* _WORK ORDER_
Pull every line containing "triangle" from the listing.

╭──

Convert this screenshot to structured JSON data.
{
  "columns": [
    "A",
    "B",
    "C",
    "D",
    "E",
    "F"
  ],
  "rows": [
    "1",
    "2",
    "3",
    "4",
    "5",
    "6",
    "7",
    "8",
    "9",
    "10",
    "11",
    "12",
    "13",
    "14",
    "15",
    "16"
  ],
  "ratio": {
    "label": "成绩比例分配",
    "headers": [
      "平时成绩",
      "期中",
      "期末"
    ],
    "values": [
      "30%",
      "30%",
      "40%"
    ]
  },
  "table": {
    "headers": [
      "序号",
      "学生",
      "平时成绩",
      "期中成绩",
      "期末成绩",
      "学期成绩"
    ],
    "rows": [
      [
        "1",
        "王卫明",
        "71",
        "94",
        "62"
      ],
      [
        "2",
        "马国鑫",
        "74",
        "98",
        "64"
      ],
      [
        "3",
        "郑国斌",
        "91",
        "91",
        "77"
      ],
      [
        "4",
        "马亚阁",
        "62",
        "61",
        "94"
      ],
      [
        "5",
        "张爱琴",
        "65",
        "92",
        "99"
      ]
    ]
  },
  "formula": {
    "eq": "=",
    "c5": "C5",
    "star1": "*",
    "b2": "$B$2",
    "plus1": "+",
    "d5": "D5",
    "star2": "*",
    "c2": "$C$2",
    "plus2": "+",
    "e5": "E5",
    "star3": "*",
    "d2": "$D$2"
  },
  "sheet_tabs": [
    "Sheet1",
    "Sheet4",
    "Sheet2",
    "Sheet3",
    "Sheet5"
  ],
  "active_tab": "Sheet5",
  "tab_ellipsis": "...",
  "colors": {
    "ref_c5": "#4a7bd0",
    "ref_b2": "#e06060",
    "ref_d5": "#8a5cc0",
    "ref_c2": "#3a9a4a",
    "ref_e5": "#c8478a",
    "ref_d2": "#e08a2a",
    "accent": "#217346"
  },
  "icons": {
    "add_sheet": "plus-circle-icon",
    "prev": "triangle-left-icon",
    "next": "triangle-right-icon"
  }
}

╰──

* _RESULT_
    "prev": "triangle-left-icon",
    "next": "triangle-right-icon"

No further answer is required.